    Twinned, staged Slantfin TR50s piped into 4" header with Riello G400 burners; 240K lead, 200K lag Btus. Controlled by Taco Relay and Honeywell RTH6580WF
  • SteamheadSteamhead Posts: 13,290Member
    That pipe is not an equalizer.

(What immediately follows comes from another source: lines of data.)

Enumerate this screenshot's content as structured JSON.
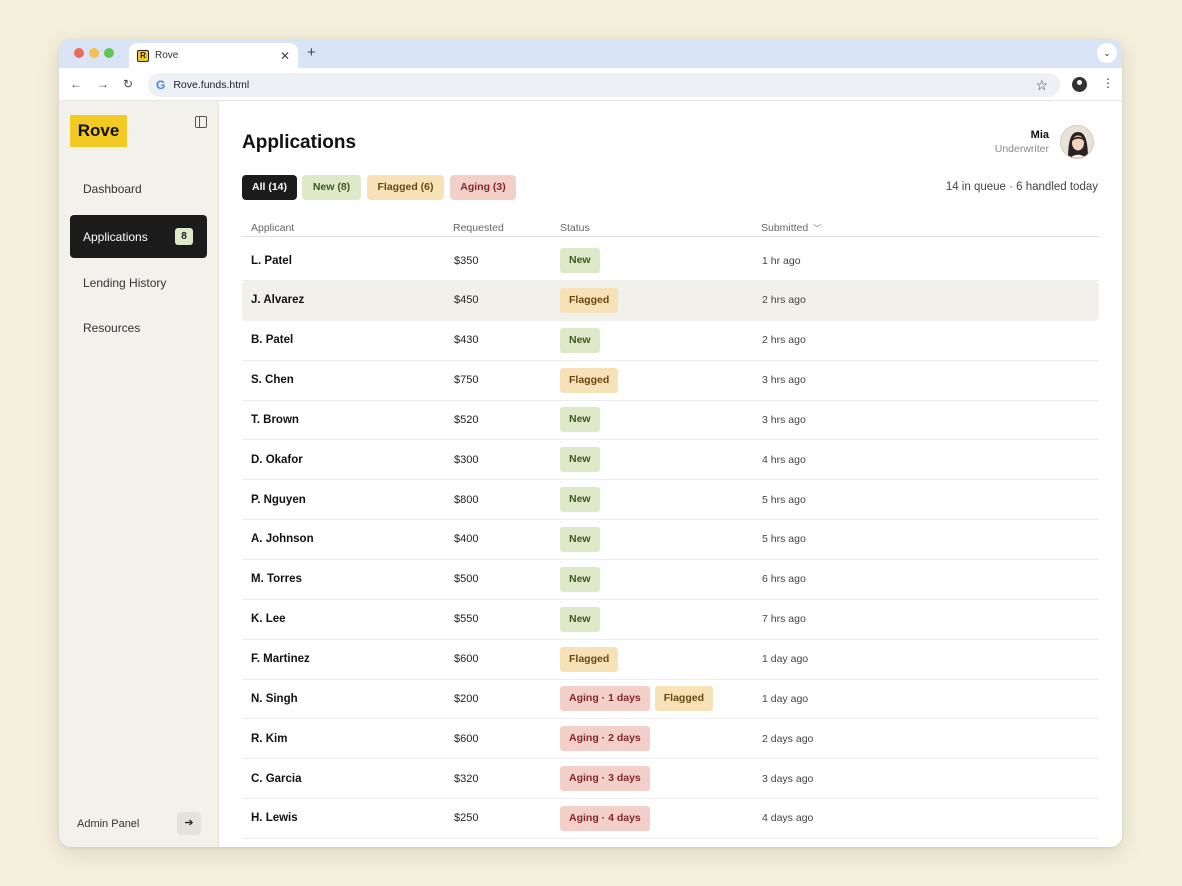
{
  "browser": {
    "tab_title": "Rove",
    "favicon_letter": "R",
    "url": "Rove.funds.html"
  },
  "sidebar": {
    "logo": "Rove",
    "items": [
      {
        "label": "Dashboard"
      },
      {
        "label": "Applications",
        "badge": "8",
        "active": true
      },
      {
        "label": "Lending History"
      },
      {
        "label": "Resources"
      }
    ],
    "admin_label": "Admin Panel"
  },
  "header": {
    "title": "Applications",
    "user_name": "Mia",
    "user_role": "Underwriter"
  },
  "filters": {
    "all": "All (14)",
    "new": "New (8)",
    "flagged": "Flagged (6)",
    "aging": "Aging (3)"
  },
  "queue_info": "14 in queue · 6 handled today",
  "table": {
    "headers": {
      "applicant": "Applicant",
      "requested": "Requested",
      "status": "Status",
      "submitted": "Submitted"
    },
    "rows": [
      {
        "name": "L. Patel",
        "amount": "$350",
        "status": [
          {
            "label": "New",
            "kind": "new"
          }
        ],
        "submitted": "1 hr ago"
      },
      {
        "name": "J. Alvarez",
        "amount": "$450",
        "status": [
          {
            "label": "Flagged",
            "kind": "flagged"
          }
        ],
        "submitted": "2 hrs ago"
      },
      {
        "name": "B. Patel",
        "amount": "$430",
        "status": [
          {
            "label": "New",
            "kind": "new"
          }
        ],
        "submitted": "2 hrs ago"
      },
      {
        "name": "S. Chen",
        "amount": "$750",
        "status": [
          {
            "label": "Flagged",
            "kind": "flagged"
          }
        ],
        "submitted": "3 hrs ago"
      },
      {
        "name": "T. Brown",
        "amount": "$520",
        "status": [
          {
            "label": "New",
            "kind": "new"
          }
        ],
        "submitted": "3 hrs ago"
      },
      {
        "name": "D. Okafor",
        "amount": "$300",
        "status": [
          {
            "label": "New",
            "kind": "new"
          }
        ],
        "submitted": "4 hrs ago"
      },
      {
        "name": "P. Nguyen",
        "amount": "$800",
        "status": [
          {
            "label": "New",
            "kind": "new"
          }
        ],
        "submitted": "5 hrs ago"
      },
      {
        "name": "A. Johnson",
        "amount": "$400",
        "status": [
          {
            "label": "New",
            "kind": "new"
          }
        ],
        "submitted": "5 hrs ago"
      },
      {
        "name": "M. Torres",
        "amount": "$500",
        "status": [
          {
            "label": "New",
            "kind": "new"
          }
        ],
        "submitted": "6 hrs ago"
      },
      {
        "name": "K. Lee",
        "amount": "$550",
        "status": [
          {
            "label": "New",
            "kind": "new"
          }
        ],
        "submitted": "7 hrs ago"
      },
      {
        "name": "F. Martinez",
        "amount": "$600",
        "status": [
          {
            "label": "Flagged",
            "kind": "flagged"
          }
        ],
        "submitted": "1 day ago"
      },
      {
        "name": "N. Singh",
        "amount": "$200",
        "status": [
          {
            "label": "Aging · 1 days",
            "kind": "aging"
          },
          {
            "label": "Flagged",
            "kind": "flagged"
          }
        ],
        "submitted": "1 day ago"
      },
      {
        "name": "R. Kim",
        "amount": "$600",
        "status": [
          {
            "label": "Aging · 2 days",
            "kind": "aging"
          }
        ],
        "submitted": "2 days ago"
      },
      {
        "name": "C. Garcia",
        "amount": "$320",
        "status": [
          {
            "label": "Aging · 3 days",
            "kind": "aging"
          }
        ],
        "submitted": "3 days ago"
      },
      {
        "name": "H. Lewis",
        "amount": "$250",
        "status": [
          {
            "label": "Aging · 4 days",
            "kind": "aging"
          }
        ],
        "submitted": "4 days ago"
      }
    ],
    "highlighted_row": 1
  },
  "colors": {
    "accent": "#f2ca23",
    "new_bg": "#dde9c8",
    "flagged_bg": "#f7e2b8",
    "aging_bg": "#f3cfca",
    "active_nav": "#1c1c1c"
  },
  "icons": {
    "back": "arrow-left-icon",
    "forward": "arrow-right-icon",
    "reload": "reload-icon",
    "bookmark": "star-icon",
    "profile": "profile-icon",
    "menu": "kebab-icon",
    "collapse": "sidebar-collapse-icon",
    "admin": "arrow-right-icon",
    "sort": "chevron-down-icon"
  }
}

It supplies steam to the Return Trap to operate it.

    The pipe between the Return Trap and the dry return could be called an equalizer, since it assures that the pressure in the trap when it's not operating is the same as that of the dry return.
    All Steamed Up, Inc.
    "Reducing our country's energy consumption, one system at a time"
    Steam, Vapor & Hot-Water Heating Specialists
    Oil & Gas Burner Service
    Baltimore, MD (USA) and consulting anywhere.
    https://heatinghelp.com/find-a-contractor/detail/all-steamed-up-inc
  • PeterGasperiniPeterGasperini Posts: 19Member
    Yes that makes sense the steam comes off the top of the drop header and to the return trap...I'm curious about the Trane bucket trap that I found on the floor in the boiler room and where it was installed on the system. Could it have been installed on the 3/4 line coming off the return trap that is now connected to the #75 main vent and dry return somehow?
  • SteamheadSteamhead Posts: 13,290Member
    I hope not! It was probably used on something that has been either disconnected or has had a better type of trap installed. Bucket traps are not the first choice for steam heating systems.
    All Steamed Up, Inc.
    "Reducing our country's energy consumption, one system at a time"
    Steam, Vapor & Hot-Water Heating Specialists
    Oil & Gas Burner Service
    Baltimore, MD (USA) and consulting anywhere.
    https://heatinghelp.com/find-a-contractor/detail/all-steamed-up-inc
Sign In or Register to comment.

Welcome

It looks like you're new here. If you want to get involved, click one of these buttons!